9/23/2007

Five is a lonely number...

Suspicions confirmed.

I said this past Friday, "I have good reason to believe that these two (bishops) are not alone and that other Network bishops have been committed to working "from the inside" for change, and continue to work for such change, but are not ready to end their relationship with TEC. Indeed there is a growing sense that as the leadership in ACN grows more distant from TEC, some of the Network bishops are increasingly unhappy. My sense (which will in one way or another be proven out) is that of the ten diocesan bishops in the ACN, only five are willing to step out with the Moderator and take part in the ordination of invader bishops and commit themselves to a pre-Provincial council of bishops which recognizes these invader bishops and bishops from the Anglican Province of America and the Reformed Episcopal Church as part of a new emerging province."

Today Stephen Bates in the Guardian said this, "
American conservative bishops complained that the archbishop refused to see them, or return their calls during his stay. A handful have now left the meeting and are planning to re-gather in Pittsburgh this week to discuss strategy, which is likely to include seeking oversight from an African province. Their leader, Bishop Bob Duncan of Pittsburgh, predicted that about five of the US church's 112 dioceses would seek to affiliate outside the US.

So the big ten is now the big five.

One of the bishops who has been part of the Network has moved on, and we wish him God's blessing. Bishop Steenson of Rio Grande, has decided to leave TEC and become a Roman Catholic.
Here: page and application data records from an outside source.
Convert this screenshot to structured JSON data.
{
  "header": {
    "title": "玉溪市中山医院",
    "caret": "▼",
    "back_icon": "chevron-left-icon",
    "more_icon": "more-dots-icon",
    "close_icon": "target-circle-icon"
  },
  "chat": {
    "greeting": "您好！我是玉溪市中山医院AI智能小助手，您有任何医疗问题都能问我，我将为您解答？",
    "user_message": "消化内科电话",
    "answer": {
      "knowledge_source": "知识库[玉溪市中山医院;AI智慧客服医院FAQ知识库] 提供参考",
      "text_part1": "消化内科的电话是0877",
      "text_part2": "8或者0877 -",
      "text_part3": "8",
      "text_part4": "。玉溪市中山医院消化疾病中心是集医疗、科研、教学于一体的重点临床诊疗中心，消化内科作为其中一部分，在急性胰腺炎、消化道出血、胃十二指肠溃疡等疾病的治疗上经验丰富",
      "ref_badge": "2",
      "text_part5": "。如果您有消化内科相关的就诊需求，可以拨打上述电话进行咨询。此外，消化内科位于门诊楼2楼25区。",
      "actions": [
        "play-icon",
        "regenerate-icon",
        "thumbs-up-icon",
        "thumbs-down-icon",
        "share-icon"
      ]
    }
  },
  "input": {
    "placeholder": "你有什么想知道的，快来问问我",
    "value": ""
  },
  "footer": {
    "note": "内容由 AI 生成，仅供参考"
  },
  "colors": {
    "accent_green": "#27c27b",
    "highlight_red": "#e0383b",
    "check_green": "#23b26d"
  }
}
As to the five who will seek and perhaps find affiliation outside the US, we will see. More, we will certainly see if their leaving is, like Bishop Steenson's a matter of personal decision made by bishop and some members of a diocese, or will be an attempt to take the diocesan structures, physical and corporate, with them.

The Network is hunkering down and all the noise and fury of a grand coup d'eglise is dimming.

Then they were going to become the new and improved Anglican Province in America. Now they are "seeking to affiliate outside the U.S."

Actually they are still playing both cards: Usurp if possible, affiliate if necessary.

6 comments:

  1. It is about time that the ++Grand Tufti stopped cowtowing to +Pitts & Co!

    ReplyDelete
  2. Hmm. Five. A handful indeed.

    ReplyDelete
  3. Mark, I think the Archbishop made it pretty clear that he's not going to recognize these folks in the U.S. who think they can be Anglican without being Episcopalian.

    I transcribed part of his remarks Friday here.

    ReplyDelete
  4. I am fascinated by the amount of discussion regarding people leaving the church, in any form. Am I the only one who knows a "Recovering Catholic"? I think there's something to be said for how TRC stands for what they believe is right. If you don't want to do it their way, don't. Why is it so difficult for TEC to take that stand?

    Our leaders are entrusted with upholding the Word of God. I am a Christian because I love Jesus. I am an Episcopalian because I have great freedom to believe in God as I choose, to seek God as I chose and to show my love for God as I choose.

    I applaud the Archbishop for supporting choice.

    ReplyDelete
  5. Mark - this is the problem with your focus on the polity of the church - it is always about numbers, and never about truth - as if truth is determined by popular vote. Is 5 really such a small number? Remember, Jesus only chose 12 disciples - was that sufficient, or would more have been better? 12, out of how many Jews in Judea at the time? Who was right then?

    And it gets worse - the disciples later chose only 7 to serve as deacons in the Jerusalem church - and yet that small number turned out to be pretty effective evangelists and martyrs.

    But obviously you are only following the party line that the number of dissidents in ECUSA is a tiny fraction of the whole, so they don't really count, and they can't possibly be right.

    ReplyDelete
  6. brian: well, I am not the one who was widely advertising the large numbers in the ACN and the ten dioceses, etc.

    You are quite right: it is not about numbers, and it is about the truth.

    On the other hand you are quite wrong. I am not following the party line. The number of dissidents, even if one, really count and they might be right, but they are not.

    It turns out that I have a great deal of respect for people who are dissenters. I don't have much respect for their determination, when it happens, that I am not a Christian, or if a Christian so flawed that my presence at their table is an affront to their faith.

    I don't have much respect for their determination that people I love and respect are made to be sin.

    You have no idea what motivates my comments, who I am, or what I believe beyond (I hope) the fact that I am a follower of Jesus Christ. But I'll give you a clue... you haven't seen dissent yet.

    ReplyDelete

OK... Comments, gripes, etc welcomed, but with comment moderation but with some cautions and one rule:
Cautions: Calling people fools, idiots, etc, will be reason to bounce your comment. Keeping in mind that in the struggles it is difficult enough to try to respect opponents, we should at least try.
Rule: PLEASE DO NOT SIGN OFF AS ANONYMOUS: BEGIN OR END THE MESSAGE WITH A NAME - ANY NAME. ANONYMOUS commentary will be cut.